PLEASANT VALLEY, Ariz.—The headline figures verge on the ridiculous: a thousand horsepower. A curb weight so heavy that you’d need a special license to drive it in some countries. A lithium-ion battery that’s almost twice the capacity of anything else on the road. A zero to 60 mph time of just three seconds. And despite the worst efficiency of any electric vehicle we’ve driven to date, it still has more than 300 miles of range.
If all that sounds like overkill to you, or if you already think EVs are a good idea, you are not the target audience for GMC’s new Hummer EV.
Instead, GMC is positioning the Hummer EV as “an all-electric super truck with zero emissions and zero limits” (except perhaps a road’s weight rating). It’s meant to convert the electro-curious over from gasoline or diesel to electrons. So think “off-road recreation Rivian R1T rival” rather than “blue-collar Ford F-150 Lightning fighter.”

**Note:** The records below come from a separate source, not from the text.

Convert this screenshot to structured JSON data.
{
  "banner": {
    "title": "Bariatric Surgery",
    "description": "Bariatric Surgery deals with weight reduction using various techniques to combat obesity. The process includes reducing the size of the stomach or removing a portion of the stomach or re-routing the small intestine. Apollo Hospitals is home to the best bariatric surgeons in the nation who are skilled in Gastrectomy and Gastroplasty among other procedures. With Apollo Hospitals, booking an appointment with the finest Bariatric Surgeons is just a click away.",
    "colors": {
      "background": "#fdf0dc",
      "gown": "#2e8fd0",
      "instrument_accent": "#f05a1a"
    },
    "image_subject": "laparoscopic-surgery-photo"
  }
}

Discussions of a possible new Hummer started to resurface in 2014 with the idea of dusting off the old vehicle’s tooling. But it wasn’t until the advent of General Motors’ new Ultium battery platform that resurrecting the problematic nameplate became possible. That battery platform, together with a new family of Ultium Drive electric motors, probably helped GMC compress the usual development cycle for a new vehicle down to just two years—the first Hummer EV Edition 1 deliveries have started already.

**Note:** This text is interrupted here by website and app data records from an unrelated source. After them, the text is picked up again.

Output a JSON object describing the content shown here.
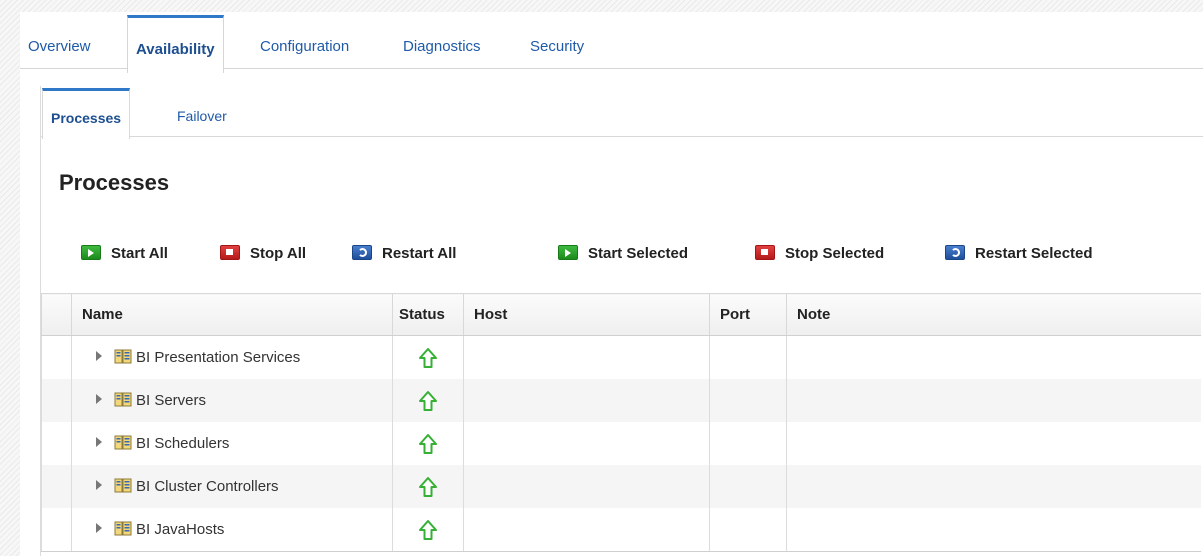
{
  "tabs": [
    "Overview",
    "Availability",
    "Configuration",
    "Diagnostics",
    "Security"
  ],
  "active_tab": "Availability",
  "subtabs": [
    "Processes",
    "Failover"
  ],
  "active_subtab": "Processes",
  "page_title": "Processes",
  "toolbar": {
    "start_all": "Start All",
    "stop_all": "Stop All",
    "restart_all": "Restart All",
    "start_selected": "Start Selected",
    "stop_selected": "Stop Selected",
    "restart_selected": "Restart Selected"
  },
  "table": {
    "columns": {
      "name": "Name",
      "status": "Status",
      "host": "Host",
      "port": "Port",
      "note": "Note"
    },
    "rows": [
      {
        "name": "BI Presentation Services",
        "status": "up-arrow-icon",
        "host": "",
        "port": "",
        "note": ""
      },
      {
        "name": "BI Servers",
        "status": "up-arrow-icon",
        "host": "",
        "port": "",
        "note": ""
      },
      {
        "name": "BI Schedulers",
        "status": "up-arrow-icon",
        "host": "",
        "port": "",
        "note": ""
      },
      {
        "name": "BI Cluster Controllers",
        "status": "up-arrow-icon",
        "host": "",
        "port": "",
        "note": ""
      },
      {
        "name": "BI JavaHosts",
        "status": "up-arrow-icon",
        "host": "",
        "port": "",
        "note": ""
      }
    ]
  },
  "colors": {
    "link": "#1f5aa8",
    "tab_accent": "#2e78c7",
    "status_up": "#35b035"
  }
}
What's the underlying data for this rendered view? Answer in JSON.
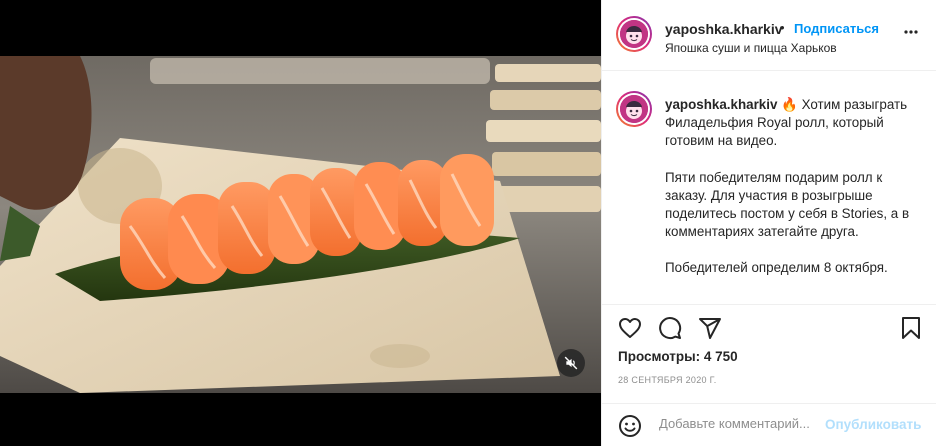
{
  "post": {
    "author": {
      "username": "yaposhka.kharkiv",
      "follow_label": "Подписаться",
      "separator": "•",
      "location": "Япошка суши и пицца Харьков",
      "avatar_icon": "sushi-chef-avatar-icon"
    },
    "caption": {
      "username": "yaposhka.kharkiv",
      "emoji": "🔥",
      "paragraphs": [
        "Хотим разыграть Филадельфия Royal ролл, который готовим на видео.",
        "Пяти победителям подарим ролл к заказу. Для участия в розыгрыше поделитесь постом у себя в Stories, а в комментариях затегайте друга.",
        "Победителей определим 8 октября."
      ]
    },
    "stats": {
      "views_label": "Просмотры:",
      "views_value": "4 750",
      "date": "28 СЕНТЯБРЯ 2020 Г."
    },
    "comment": {
      "placeholder": "Добавьте комментарий...",
      "publish_label": "Опубликовать"
    },
    "icons": {
      "like": "heart-icon",
      "comment": "comment-icon",
      "share": "send-icon",
      "save": "bookmark-icon",
      "mute": "muted-speaker-icon",
      "emoji": "smiley-icon",
      "more": "more-dots-icon"
    },
    "colors": {
      "accent": "#0095f6",
      "publish_disabled": "#b2dffc",
      "muted_text": "#8e8e8e"
    }
  }
}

At the core of the Hummer EV is its battery pack, which sits underneath the cabin and between the axles. At 2,923 lbs (1,325 kg), the battery makes up nearly a third of the Hummer EV’s substantial 9,063 lb (4,110 kg) mass, and it consists of 24 Ultium modules, which are double-stacked to provide a net capacity of 212.7 kWh. The pack is protected by a hefty structural frame bolted to the Hummer EV’s body (there is no traditional ladder frame like the old Hummers). And since the truck is supposed to be able to handle itself off-road, there are shear panels and skid plates to keep all that lithium ion safe on the trails.
Each corner of the Hummer EV features independent suspension and air springs. The suspension’s standard height gives the truck 10.1 inches (257 mm) of ground clearance, which grows to 11.9 inches (302 mm) in Terrain mode or 15.9 inches (404 mm) in Extract mode, for use if you high-side the truck on an obstacle or need to ford a stream. Terrain mode gives the Hummer EV an approach angle of 44.3 degrees, a departure angle of 33.7 degrees, and a breakover angle of 25.4 degrees. Maximum fording depth is 28 inches (711 mm). Yes, you can ford streams in an EV, and water should not get into the battery pack.
The $112,595 Hummer EV launch edition—plus the $99,995 Hummer EV3X, due this fall—uses a three-motor arrangement: a single front-drive unit with a locking differential and a motor for each rear wheel, with an electronic locking function for this axle. Together, the three motors make for a combined 1,000 hp (745 kW) and about 1,000 lb-ft (1,355 Nm).